The whole of April was spent in lockdown. I was somehow drawn towards authors whose books I had loved before, and this plan really worked because almost all the books I read were marvelous.
Like last month, I read six books in April too. Of these, I have reviewed two, and should hopefully write about the others in the coming weeks.
In the meanwhile, here is a brief round-up of what I read in April…
This is a fabulous book – an unsettling tale about an ostracized family sprinkled with doses of dark humour and one of the most strangest and unforgettable narrators ever – the eighteen year old Merricat Blackwood. Jackson is great at creating atmosphere that is seeped in gothic elements – the creeping sense of dread as we read about the fate of the Blackwood sisters in their large home – even if there are no actual ghosts present.
Whose Body? – Dorothy L. Sayers
This is classic golden age crime and the first book in the delightful Lord Peter Wimsey series, who calls himself an amateur detective. A naked corpse is discovered in a bathtub and the owner of the house has no clue who it is. While the identity of the corpse and circumstances of death continue to perplex the detectives, at around the same time a well-known financier goes missing. The link between the two is for Wimsey to decipher.
Wimsey’s mannerisms sometimes reminded me of Bertie Wooster and this was a solid mystery although I hear that the books subsequently get better.
Evening in Paradise (More Stories) – Lucia Berlin
A few years ago I was blown away by Lucia Berlin’s ‘A Manual for Cleaning Women’, a collection of stories that mostly drew on rich material from her real life – and what a life it was! Brought up in the remote mining camps of the Midwest, she was a lonely child in wartime Texas, a rich and privileged young woman in Santiago, and a bohemian hipster in 50s New York. She held jobs as an ER nurse and cleaning woman among others while raising four boys all one her own.
Her writing is unique, full of personality and verve and this is in full display in Evening in Paradise too, which contains a fresh batch of stories. There are 22 pieces in this book and I thought they were every bit as good as in ‘A Manual.’
Some Tame Gazelle – Barbara Pym
Barbara Pym’s world of the parish, curates and garden parties is a real delight and there were dollops of this in Some Tame Gazelle. The book revolves around the Bede sisters – Belinda and Harriet – who are spinsters. Harriet is the outspoken of the two and is more interested in the young curates who come to work in the village, even though she continuously receives marriage proposals from an Italian count. Belinda, meanwhile, has been carrying a torch for the Archdeacon in the village who has been married to another woman for quite some time. But things gets shaken up a bit with the arrival of Mr. Mold and Bishop Grote. Both these men disturb the peace of the village and leave the sisters wondering if they’ll ever return to the order of their daily routines.

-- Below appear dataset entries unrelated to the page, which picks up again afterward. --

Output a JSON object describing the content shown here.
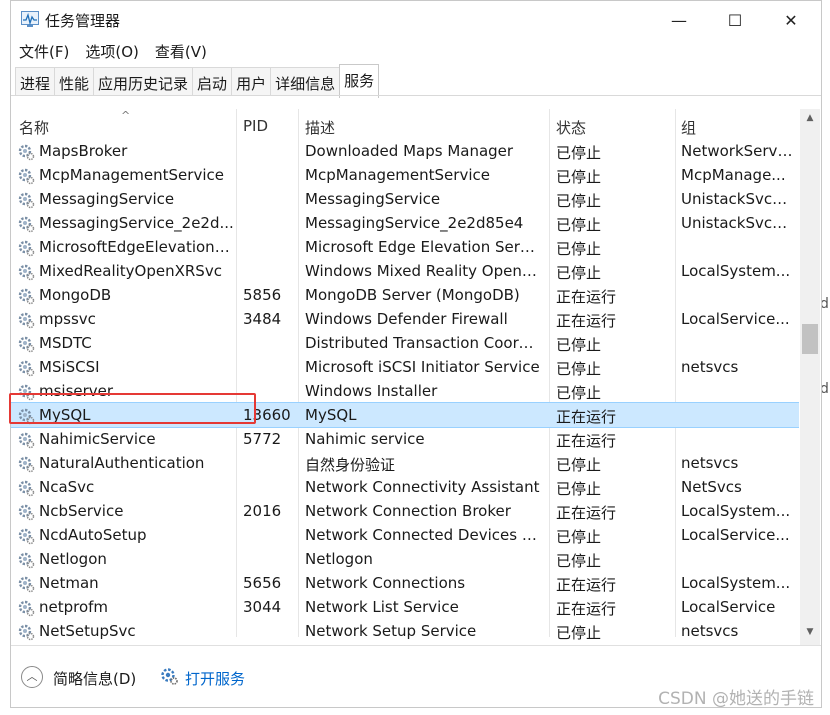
{
  "window": {
    "title": "任务管理器",
    "minimize": "—",
    "maximize": "☐",
    "close": "✕"
  },
  "menu": [
    "文件(F)",
    "选项(O)",
    "查看(V)"
  ],
  "tabs": [
    "进程",
    "性能",
    "应用历史记录",
    "启动",
    "用户",
    "详细信息",
    "服务"
  ],
  "active_tab": "服务",
  "columns": {
    "name": "名称",
    "pid": "PID",
    "description": "描述",
    "status": "状态",
    "group": "组"
  },
  "rows": [
    {
      "name": "MapsBroker",
      "pid": "",
      "description": "Downloaded Maps Manager",
      "status": "已停止",
      "group": "NetworkServi..."
    },
    {
      "name": "McpManagementService",
      "pid": "",
      "description": "McpManagementService",
      "status": "已停止",
      "group": "McpManage..."
    },
    {
      "name": "MessagingService",
      "pid": "",
      "description": "MessagingService",
      "status": "已停止",
      "group": "UnistackSvcG..."
    },
    {
      "name": "MessagingService_2e2d...",
      "pid": "",
      "description": "MessagingService_2e2d85e4",
      "status": "已停止",
      "group": "UnistackSvcG..."
    },
    {
      "name": "MicrosoftEdgeElevationS...",
      "pid": "",
      "description": "Microsoft Edge Elevation Servi...",
      "status": "已停止",
      "group": ""
    },
    {
      "name": "MixedRealityOpenXRSvc",
      "pid": "",
      "description": "Windows Mixed Reality OpenX...",
      "status": "已停止",
      "group": "LocalSystem..."
    },
    {
      "name": "MongoDB",
      "pid": "5856",
      "description": "MongoDB Server (MongoDB)",
      "status": "正在运行",
      "group": ""
    },
    {
      "name": "mpssvc",
      "pid": "3484",
      "description": "Windows Defender Firewall",
      "status": "正在运行",
      "group": "LocalService..."
    },
    {
      "name": "MSDTC",
      "pid": "",
      "description": "Distributed Transaction Coordi...",
      "status": "已停止",
      "group": ""
    },
    {
      "name": "MSiSCSI",
      "pid": "",
      "description": "Microsoft iSCSI Initiator Service",
      "status": "已停止",
      "group": "netsvcs"
    },
    {
      "name": "msiserver",
      "pid": "",
      "description": "Windows Installer",
      "status": "已停止",
      "group": ""
    },
    {
      "name": "MySQL",
      "pid": "13660",
      "description": "MySQL",
      "status": "正在运行",
      "group": "",
      "selected": true
    },
    {
      "name": "NahimicService",
      "pid": "5772",
      "description": "Nahimic service",
      "status": "正在运行",
      "group": ""
    },
    {
      "name": "NaturalAuthentication",
      "pid": "",
      "description": "自然身份验证",
      "status": "已停止",
      "group": "netsvcs"
    },
    {
      "name": "NcaSvc",
      "pid": "",
      "description": "Network Connectivity Assistant",
      "status": "已停止",
      "group": "NetSvcs"
    },
    {
      "name": "NcbService",
      "pid": "2016",
      "description": "Network Connection Broker",
      "status": "正在运行",
      "group": "LocalSystem..."
    },
    {
      "name": "NcdAutoSetup",
      "pid": "",
      "description": "Network Connected Devices A...",
      "status": "已停止",
      "group": "LocalService..."
    },
    {
      "name": "Netlogon",
      "pid": "",
      "description": "Netlogon",
      "status": "已停止",
      "group": ""
    },
    {
      "name": "Netman",
      "pid": "5656",
      "description": "Network Connections",
      "status": "正在运行",
      "group": "LocalSystem..."
    },
    {
      "name": "netprofm",
      "pid": "3044",
      "description": "Network List Service",
      "status": "正在运行",
      "group": "LocalService"
    },
    {
      "name": "NetSetupSvc",
      "pid": "",
      "description": "Network Setup Service",
      "status": "已停止",
      "group": "netsvcs"
    }
  ],
  "footer": {
    "brief_label": "简略信息(D)",
    "open_services_label": "打开服务"
  },
  "watermark": "CSDN @她送的手链",
  "colors": {
    "selection": "#cce8ff",
    "highlight_box": "#e53935",
    "link": "#0066cc"
  },
  "icons": {
    "service": "gear-icon",
    "app": "task-manager-icon",
    "collapse": "chevron-up-icon"
  }
}
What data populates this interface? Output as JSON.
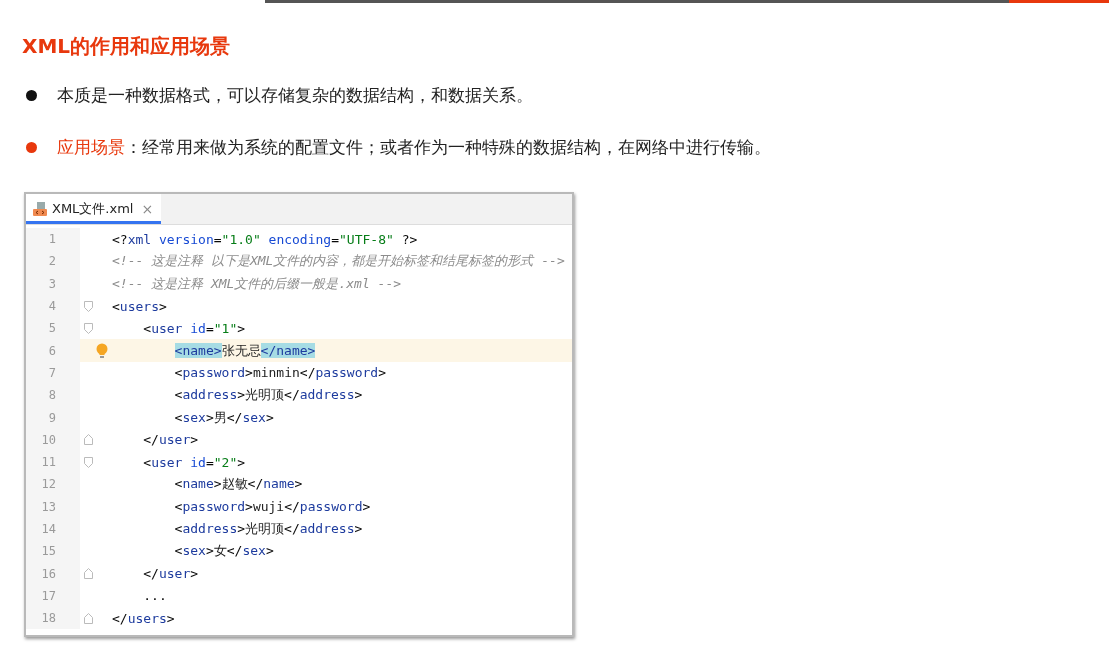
{
  "title": "XML的作用和应用场景",
  "bullets": [
    {
      "color": "#111111",
      "text": "本质是一种数据格式，可以存储复杂的数据结构，和数据关系。"
    },
    {
      "color": "#e8380d",
      "highlight": "应用场景",
      "text": "：经常用来做为系统的配置文件；或者作为一种特殊的数据结构，在网络中进行传输。"
    }
  ],
  "editor": {
    "tabs": [
      {
        "label": "XML文件.xml",
        "close": "×",
        "selected": true
      }
    ],
    "lines": [
      {
        "number": "1",
        "segments": [
          {
            "kind": "punct",
            "text": "<?"
          },
          {
            "kind": "tag",
            "text": "xml"
          },
          {
            "kind": "attr",
            "text": " version"
          },
          {
            "kind": "punct",
            "text": "="
          },
          {
            "kind": "string",
            "text": "\"1.0\""
          },
          {
            "kind": "attr",
            "text": " encoding"
          },
          {
            "kind": "punct",
            "text": "="
          },
          {
            "kind": "string",
            "text": "\"UTF-8\""
          },
          {
            "kind": "punct",
            "text": " ?>"
          }
        ]
      },
      {
        "number": "2",
        "segments": [
          {
            "kind": "comment",
            "text": "<!-- 这是注释 以下是XML文件的内容，都是开始标签和结尾标签的形式 -->"
          }
        ]
      },
      {
        "number": "3",
        "segments": [
          {
            "kind": "comment",
            "text": "<!-- 这是注释 XML文件的后缀一般是.xml -->"
          }
        ]
      },
      {
        "number": "4",
        "fold_start": true,
        "segments": [
          {
            "kind": "punct",
            "text": "<"
          },
          {
            "kind": "tag",
            "text": "users"
          },
          {
            "kind": "punct",
            "text": ">"
          }
        ],
        "children": [
          {
            "number": "5",
            "fold_start": true,
            "segments": [
              {
                "kind": "punct",
                "text": "<"
              },
              {
                "kind": "tag",
                "text": "user"
              },
              {
                "kind": "attr",
                "text": " id"
              },
              {
                "kind": "punct",
                "text": "="
              },
              {
                "kind": "string",
                "text": "\"1\""
              },
              {
                "kind": "punct",
                "text": ">"
              }
            ],
            "children": [
              {
                "number": "6",
                "current": true,
                "segments": [
                  {
                    "kind": "match",
                    "text": "<name>"
                  },
                  {
                    "kind": "text",
                    "text": "张无忌"
                  },
                  {
                    "kind": "match",
                    "text": "</name>"
                  }
                ]
              },
              {
                "number": "7",
                "segments": [
                  {
                    "kind": "punct",
                    "text": "<"
                  },
                  {
                    "kind": "tag",
                    "text": "password"
                  },
                  {
                    "kind": "punct",
                    "text": ">"
                  },
                  {
                    "kind": "text",
                    "text": "minmin"
                  },
                  {
                    "kind": "punct",
                    "text": "</"
                  },
                  {
                    "kind": "tag",
                    "text": "password"
                  },
                  {
                    "kind": "punct",
                    "text": ">"
                  }
                ]
              },
              {
                "number": "8",
                "segments": [
                  {
                    "kind": "punct",
                    "text": "<"
                  },
                  {
                    "kind": "tag",
                    "text": "address"
                  },
                  {
                    "kind": "punct",
                    "text": ">"
                  },
                  {
                    "kind": "text",
                    "text": "光明顶"
                  },
                  {
                    "kind": "punct",
                    "text": "</"
                  },
                  {
                    "kind": "tag",
                    "text": "address"
                  },
                  {
                    "kind": "punct",
                    "text": ">"
                  }
                ]
              },
              {
                "number": "9",
                "segments": [
                  {
                    "kind": "punct",
                    "text": "<"
                  },
                  {
                    "kind": "tag",
                    "text": "sex"
                  },
                  {
                    "kind": "punct",
                    "text": ">"
                  },
                  {
                    "kind": "text",
                    "text": "男"
                  },
                  {
                    "kind": "punct",
                    "text": "</"
                  },
                  {
                    "kind": "tag",
                    "text": "sex"
                  },
                  {
                    "kind": "punct",
                    "text": ">"
                  }
                ]
              }
            ]
          },
          {
            "number": "10",
            "fold_end": true,
            "segments": [
              {
                "kind": "punct",
                "text": "</"
              },
              {
                "kind": "tag",
                "text": "user"
              },
              {
                "kind": "punct",
                "text": ">"
              }
            ]
          },
          {
            "number": "11",
            "fold_start": true,
            "segments": [
              {
                "kind": "punct",
                "text": "<"
              },
              {
                "kind": "tag",
                "text": "user"
              },
              {
                "kind": "attr",
                "text": " id"
              },
              {
                "kind": "punct",
                "text": "="
              },
              {
                "kind": "string",
                "text": "\"2\""
              },
              {
                "kind": "punct",
                "text": ">"
              }
            ],
            "children": [
              {
                "number": "12",
                "segments": [
                  {
                    "kind": "punct",
                    "text": "<"
                  },
                  {
                    "kind": "tag",
                    "text": "name"
                  },
                  {
                    "kind": "punct",
                    "text": ">"
                  },
                  {
                    "kind": "text",
                    "text": "赵敏"
                  },
                  {
                    "kind": "punct",
                    "text": "</"
                  },
                  {
                    "kind": "tag",
                    "text": "name"
                  },
                  {
                    "kind": "punct",
                    "text": ">"
                  }
                ]
              },
              {
                "number": "13",
                "segments": [
                  {
                    "kind": "punct",
                    "text": "<"
                  },
                  {
                    "kind": "tag",
                    "text": "password"
                  },
                  {
                    "kind": "punct",
                    "text": ">"
                  },
                  {
                    "kind": "text",
                    "text": "wuji"
                  },
                  {
                    "kind": "punct",
                    "text": "</"
                  },
                  {
                    "kind": "tag",
                    "text": "password"
                  },
                  {
                    "kind": "punct",
                    "text": ">"
                  }
                ]
              },
              {
                "number": "14",
                "segments": [
                  {
                    "kind": "punct",
                    "text": "<"
                  },
                  {
                    "kind": "tag",
                    "text": "address"
                  },
                  {
                    "kind": "punct",
                    "text": ">"
                  },
                  {
                    "kind": "text",
                    "text": "光明顶"
                  },
                  {
                    "kind": "punct",
                    "text": "</"
                  },
                  {
                    "kind": "tag",
                    "text": "address"
                  },
                  {
                    "kind": "punct",
                    "text": ">"
                  }
                ]
              },
              {
                "number": "15",
                "segments": [
                  {
                    "kind": "punct",
                    "text": "<"
                  },
                  {
                    "kind": "tag",
                    "text": "sex"
                  },
                  {
                    "kind": "punct",
                    "text": ">"
                  },
                  {
                    "kind": "text",
                    "text": "女"
                  },
                  {
                    "kind": "punct",
                    "text": "</"
                  },
                  {
                    "kind": "tag",
                    "text": "sex"
                  },
                  {
                    "kind": "punct",
                    "text": ">"
                  }
                ]
              }
            ]
          },
          {
            "number": "16",
            "fold_end": true,
            "segments": [
              {
                "kind": "punct",
                "text": "</"
              },
              {
                "kind": "tag",
                "text": "user"
              },
              {
                "kind": "punct",
                "text": ">"
              }
            ]
          },
          {
            "number": "17",
            "segments": [
              {
                "kind": "punct",
                "text": "..."
              }
            ]
          }
        ]
      },
      {
        "number": "18",
        "fold_end": true,
        "segments": [
          {
            "kind": "punct",
            "text": "</"
          },
          {
            "kind": "tag",
            "text": "users"
          },
          {
            "kind": "punct",
            "text": ">"
          }
        ]
      }
    ]
  }
}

Pym’s comic timing is superb and there are some wonderful conversations between the characters particularly between the two sisters. Each character is wonderfully etched and even within the narrower contours of village life, Pym has a flair for bringing out the subtle differences in human nature.
The Soul of Kindness – Elizabeth Taylor
I plan to read every book that Elizabeth Taylor has written – her writing is sublime! In the Soul of Kindness, Taylor focuses on a group of characters at the centre of which is Flora Quartermaine. Flora is gorgeous, married to Richard and they live an enviable life with a comfortable home and a child. Flora has a circle of people she is close to – her best friend Meg, Meg’s brother and aspiring actor Kit, the writer Peter with whom Meg has fallen in love, Flora’s mother Mrs Secretan, Richard’s father Percy and Percy’s mistress Ba. Flora unwittingly believes in performing acts of kindness for them without realizing that these may not always be in their best interest. All of them strive to protect her from herself but there is one character called Liz, a painter unknown to Flora, who sees Flora for what she really is.
Taylor’s writing in The Soul of Kindness is a marvel – elegant, restrained with such a keen insight into the human mind, particularly when it comes to describing the insecurities and the loneliness her characters grapple with.
Edith Wharton’s ‘The Custom of the Country’ is a brilliant, brilliant novel that explores the subtle differences between old and new money in New York in the early 1900s and the implications of divorce for women during that time. All of this is examined through her unique and unforgettable anti-heroine, Undine Spragg whose burning ambition to climb the social ladder has serious repercussions on the people close to her. Wharton’s prose is as ever top-notch, elegant and incisive.
That about sums it up. I thought the Sayers was good, but the rest of the five were simply excellent.
As May begins, I have forayed into Korean Lit – Bae Suah’s Untold Night and Day. It’s already super interesting and I am wondering where Suah will be taking me.